I read it with a smile in my face. About time! CMDBs are being pushed more and more by the big vendors even though success stories are scarce and there have been hundreds of painful failures. Moreover, in the “successful” cases, what´s normally deployed is not a CMDB but something else. Yet, as the vendors call anything “CMDB,” they get away with it.
England is right: if it doesn’t contain services, and the relationships of the entities to the services, it is not a CMDB. Relationships are the hard part, typically the part that is done “at the end.” (It never gets done.)
Now vendors are announcing their automated tools for application dependency discovery.

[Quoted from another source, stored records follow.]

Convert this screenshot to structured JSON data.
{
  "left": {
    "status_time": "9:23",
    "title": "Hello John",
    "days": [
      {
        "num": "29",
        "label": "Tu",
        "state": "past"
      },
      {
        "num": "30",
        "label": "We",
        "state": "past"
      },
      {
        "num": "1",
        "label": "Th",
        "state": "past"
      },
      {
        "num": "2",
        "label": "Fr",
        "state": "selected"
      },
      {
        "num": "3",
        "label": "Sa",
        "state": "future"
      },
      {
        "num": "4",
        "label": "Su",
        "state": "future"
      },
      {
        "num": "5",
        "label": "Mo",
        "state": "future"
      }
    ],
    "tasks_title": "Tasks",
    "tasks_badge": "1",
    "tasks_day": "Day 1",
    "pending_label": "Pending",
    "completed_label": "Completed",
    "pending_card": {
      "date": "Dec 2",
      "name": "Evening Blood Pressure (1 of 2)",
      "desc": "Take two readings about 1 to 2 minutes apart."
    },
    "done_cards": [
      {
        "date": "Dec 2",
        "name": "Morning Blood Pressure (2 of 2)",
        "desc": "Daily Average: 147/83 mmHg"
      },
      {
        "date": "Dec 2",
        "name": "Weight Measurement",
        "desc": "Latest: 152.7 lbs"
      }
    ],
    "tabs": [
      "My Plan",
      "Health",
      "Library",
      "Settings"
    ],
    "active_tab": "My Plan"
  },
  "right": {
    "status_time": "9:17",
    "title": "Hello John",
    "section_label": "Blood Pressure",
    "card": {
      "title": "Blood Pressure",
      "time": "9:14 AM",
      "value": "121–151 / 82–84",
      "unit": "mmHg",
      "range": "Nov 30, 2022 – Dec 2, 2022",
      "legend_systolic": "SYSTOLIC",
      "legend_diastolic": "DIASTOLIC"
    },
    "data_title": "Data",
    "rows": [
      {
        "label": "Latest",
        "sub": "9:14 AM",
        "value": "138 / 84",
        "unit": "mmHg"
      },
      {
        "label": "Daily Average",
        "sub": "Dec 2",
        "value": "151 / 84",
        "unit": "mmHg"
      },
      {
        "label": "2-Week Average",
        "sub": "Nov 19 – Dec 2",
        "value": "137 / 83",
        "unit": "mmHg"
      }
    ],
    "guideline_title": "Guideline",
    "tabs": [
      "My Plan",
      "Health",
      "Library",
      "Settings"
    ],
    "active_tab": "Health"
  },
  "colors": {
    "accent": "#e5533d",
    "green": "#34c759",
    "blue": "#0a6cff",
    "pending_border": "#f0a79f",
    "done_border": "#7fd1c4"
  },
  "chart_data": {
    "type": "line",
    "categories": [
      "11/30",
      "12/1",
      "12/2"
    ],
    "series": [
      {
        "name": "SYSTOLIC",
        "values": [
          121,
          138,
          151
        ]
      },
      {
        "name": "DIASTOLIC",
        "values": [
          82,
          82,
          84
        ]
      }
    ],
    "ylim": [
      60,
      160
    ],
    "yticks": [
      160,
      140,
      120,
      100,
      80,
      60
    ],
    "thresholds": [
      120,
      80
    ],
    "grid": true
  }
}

While automated discovery may help (we use it in some projects, too), everybody is overselling it. People are in for a painful awakening when they discover that autodiscovery did not discover what isn’t autodiscoverable. To put it in England´s words: “by definition a service is a business concept, not a physical instance of anything.”
Even Gartner is saying these days that if you try to pass your event data through a CMDB (where typically, you´ve even autodiscovered the size of the socks you´re wearing), everything will crumble and die, something that is not even mentioned in the article. That’s why an agile Real-Time Service Model (RTSM) can be your friend to model services, to perform service-oriented Availability and Incident Management and proper Continual Service Improvement. And remember, you need not meddle with a CMDB to enjoy an RTSM.
Please repeat after me: CMDBs are not a “best practice.” CMDBs are not a “best practice.” CMDBs are not a “best practice.”(If you are curious, read this, or buy England’s book here (digital) or here.)
“The total cost of ownership of a CMDB is immense,” England concludes. I guess that he is trying to tell us that it´s expensive. He says that probably only 5% of all companies can justify one.
It´s good to have fellow ITIL practitioners who can see that the Emperor has no clothes. What do you think?